THE PROBLEM -
Repeat the records exactly. Leave out the pictures.

(Saved entries)
- - - - -

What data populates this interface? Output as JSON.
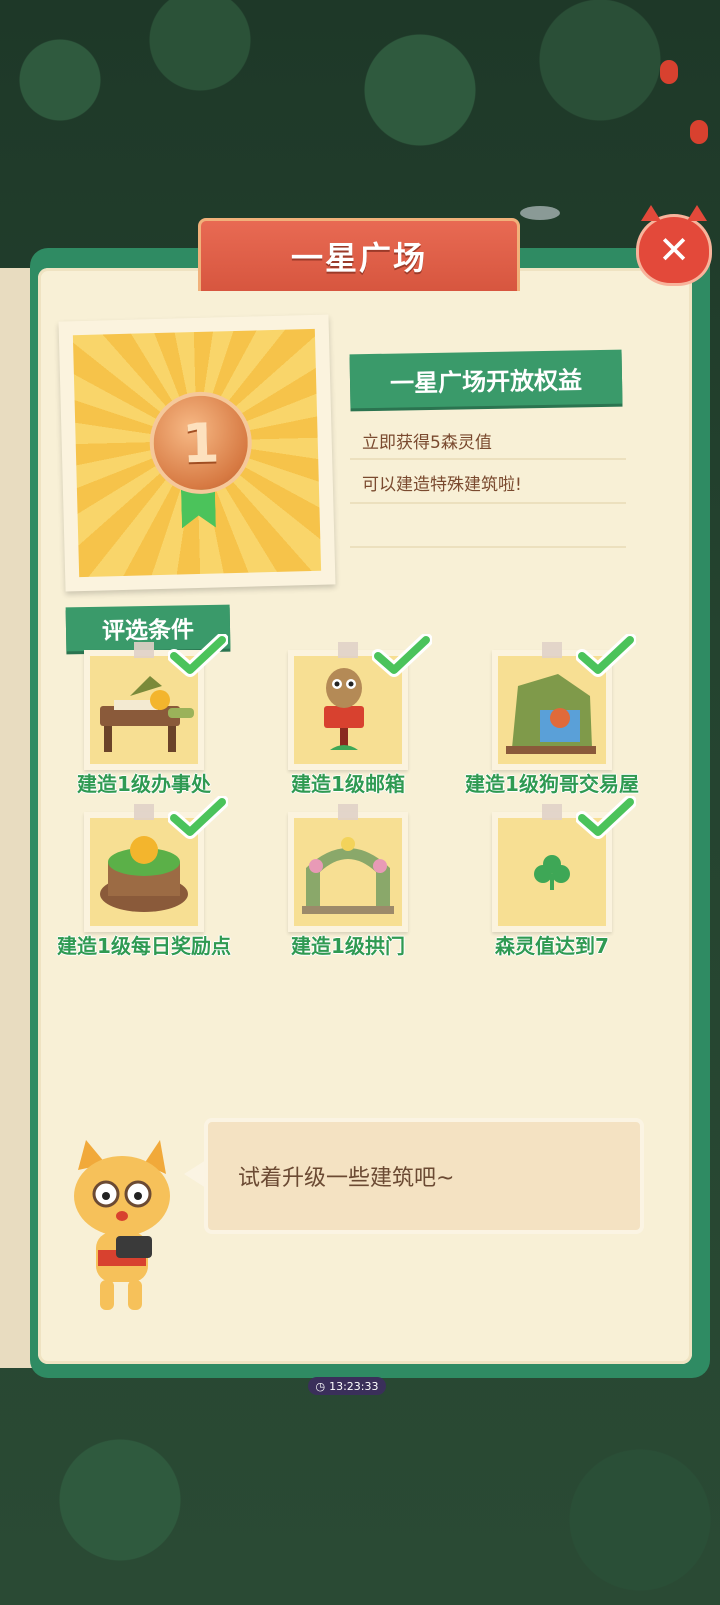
{
  "title": "一星广场",
  "close": {
    "glyph": "✕"
  },
  "medal": {
    "number": "1"
  },
  "benefits": {
    "heading": "一星广场开放权益",
    "lines": [
      "立即获得5森灵值",
      "可以建造特殊建筑啦!"
    ]
  },
  "criteria": {
    "heading": "评选条件",
    "items": [
      {
        "label": "建造1级办事处",
        "icon": "office-building",
        "done": true
      },
      {
        "label": "建造1级邮箱",
        "icon": "owl-mailbox",
        "done": true
      },
      {
        "label": "建造1级狗哥交易屋",
        "icon": "dog-trading-hut",
        "done": true
      },
      {
        "label": "建造1级每日奖励点",
        "icon": "daily-reward-stump",
        "done": true
      },
      {
        "label": "建造1级拱门",
        "icon": "flower-arch",
        "done": true
      },
      {
        "label": "森灵值达到7",
        "icon": "clover",
        "done": true
      }
    ]
  },
  "hint": {
    "text": "试着升级一些建筑吧~"
  },
  "timer": {
    "text": "13:23:33"
  },
  "colors": {
    "accent_green": "#3a9a6a",
    "title_red": "#d7563f",
    "check_green": "#4bc35b"
  }
}
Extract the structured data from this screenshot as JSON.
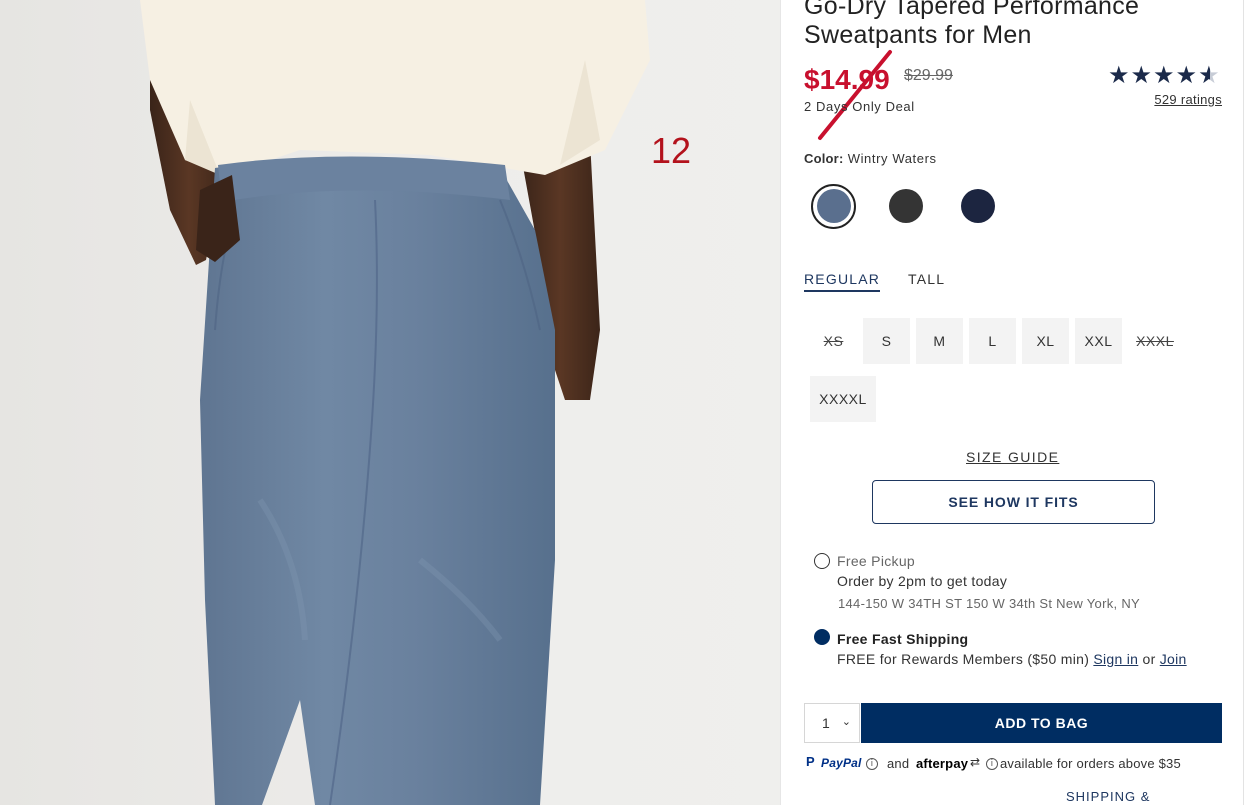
{
  "overlay": {
    "number": "12"
  },
  "product": {
    "title": "Go-Dry Tapered Performance Sweatpants for Men",
    "sale_price": "$14.99",
    "original_price": "$29.99",
    "deal_text": "2 Days Only Deal",
    "rating": {
      "stars": 4.5,
      "ratings_link": "529 ratings"
    }
  },
  "color": {
    "label": "Color:",
    "selected_name": "Wintry Waters",
    "swatches": [
      {
        "name": "Wintry Waters",
        "hex": "#5a6f8e",
        "selected": true
      },
      {
        "name": "Charcoal",
        "hex": "#343434",
        "selected": false
      },
      {
        "name": "Navy",
        "hex": "#1c2540",
        "selected": false
      }
    ]
  },
  "fit_tabs": [
    {
      "label": "REGULAR",
      "active": true
    },
    {
      "label": "TALL",
      "active": false
    }
  ],
  "sizes": [
    {
      "label": "XS",
      "available": false
    },
    {
      "label": "S",
      "available": true
    },
    {
      "label": "M",
      "available": true
    },
    {
      "label": "L",
      "available": true
    },
    {
      "label": "XL",
      "available": true
    },
    {
      "label": "XXL",
      "available": true
    },
    {
      "label": "XXXL",
      "available": false
    },
    {
      "label": "XXXXL",
      "available": true
    }
  ],
  "size_guide": "SIZE GUIDE",
  "see_how_it_fits": "SEE HOW IT FITS",
  "shipping": {
    "pickup": {
      "title": "Free Pickup",
      "line1": "Order by 2pm to get today",
      "address": "144-150 W 34TH ST 150 W 34th St New York, NY",
      "selected": false
    },
    "fast": {
      "title": "Free Fast Shipping",
      "line1_prefix": "FREE for Rewards Members ($50 min)",
      "sign_in": "Sign in",
      "or": "or",
      "join": "Join",
      "selected": true
    }
  },
  "cart": {
    "qty": "1",
    "add_to_bag": "ADD TO BAG"
  },
  "payments": {
    "paypal": "PayPal",
    "and": "and",
    "afterpay": "afterpay",
    "note": "available for orders above $35"
  },
  "shipping_returns": "SHIPPING & RETURNS",
  "colors": {
    "accent": "#002d62",
    "sale": "#c8102e",
    "overlay_red": "#b3121c"
  }
}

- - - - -

RESULT FOR THIS TASK -
What data populates this interface? Output as JSON.
{
  "title": "一星广场",
  "close": {
    "glyph": "✕"
  },
  "medal": {
    "number": "1"
  },
  "benefits": {
    "heading": "一星广场开放权益",
    "lines": [
      "立即获得5森灵值",
      "可以建造特殊建筑啦!"
    ]
  },
  "criteria": {
    "heading": "评选条件",
    "items": [
      {
        "label": "建造1级办事处",
        "icon": "office-building",
        "done": true
      },
      {
        "label": "建造1级邮箱",
        "icon": "owl-mailbox",
        "done": true
      },
      {
        "label": "建造1级狗哥交易屋",
        "icon": "dog-trading-hut",
        "done": true
      },
      {
        "label": "建造1级每日奖励点",
        "icon": "daily-reward-stump",
        "done": true
      },
      {
        "label": "建造1级拱门",
        "icon": "flower-arch",
        "done": true
      },
      {
        "label": "森灵值达到7",
        "icon": "clover",
        "done": true
      }
    ]
  },
  "hint": {
    "text": "试着升级一些建筑吧~"
  },
  "timer": {
    "text": "13:23:33"
  },
  "colors": {
    "accent_green": "#3a9a6a",
    "title_red": "#d7563f",
    "check_green": "#4bc35b"
  }
}
Extract the structured data from this screenshot as JSON.
{
  "overlay": {
    "number": "12"
  },
  "product": {
    "title": "Go-Dry Tapered Performance Sweatpants for Men",
    "sale_price": "$14.99",
    "original_price": "$29.99",
    "deal_text": "2 Days Only Deal",
    "rating": {
      "stars": 4.5,
      "ratings_link": "529 ratings"
    }
  },
  "color": {
    "label": "Color:",
    "selected_name": "Wintry Waters",
    "swatches": [
      {
        "name": "Wintry Waters",
        "hex": "#5a6f8e",
        "selected": true
      },
      {
        "name": "Charcoal",
        "hex": "#343434",
        "selected": false
      },
      {
        "name": "Navy",
        "hex": "#1c2540",
        "selected": false
      }
    ]
  },
  "fit_tabs": [
    {
      "label": "REGULAR",
      "active": true
    },
    {
      "label": "TALL",
      "active": false
    }
  ],
  "sizes": [
    {
      "label": "XS",
      "available": false
    },
    {
      "label": "S",
      "available": true
    },
    {
      "label": "M",
      "available": true
    },
    {
      "label": "L",
      "available": true
    },
    {
      "label": "XL",
      "available": true
    },
    {
      "label": "XXL",
      "available": true
    },
    {
      "label": "XXXL",
      "available": false
    },
    {
      "label": "XXXXL",
      "available": true
    }
  ],
  "size_guide": "SIZE GUIDE",
  "see_how_it_fits": "SEE HOW IT FITS",
  "shipping": {
    "pickup": {
      "title": "Free Pickup",
      "line1": "Order by 2pm to get today",
      "address": "144-150 W 34TH ST 150 W 34th St New York, NY",
      "selected": false
    },
    "fast": {
      "title": "Free Fast Shipping",
      "line1_prefix": "FREE for Rewards Members ($50 min)",
      "sign_in": "Sign in",
      "or": "or",
      "join": "Join",
      "selected": true
    }
  },
  "cart": {
    "qty": "1",
    "add_to_bag": "ADD TO BAG"
  },
  "payments": {
    "paypal": "PayPal",
    "and": "and",
    "afterpay": "afterpay",
    "note": "available for orders above $35"
  },
  "shipping_returns": "SHIPPING & RETURNS",
  "colors": {
    "accent": "#002d62",
    "sale": "#c8102e",
    "overlay_red": "#b3121c"
  }
}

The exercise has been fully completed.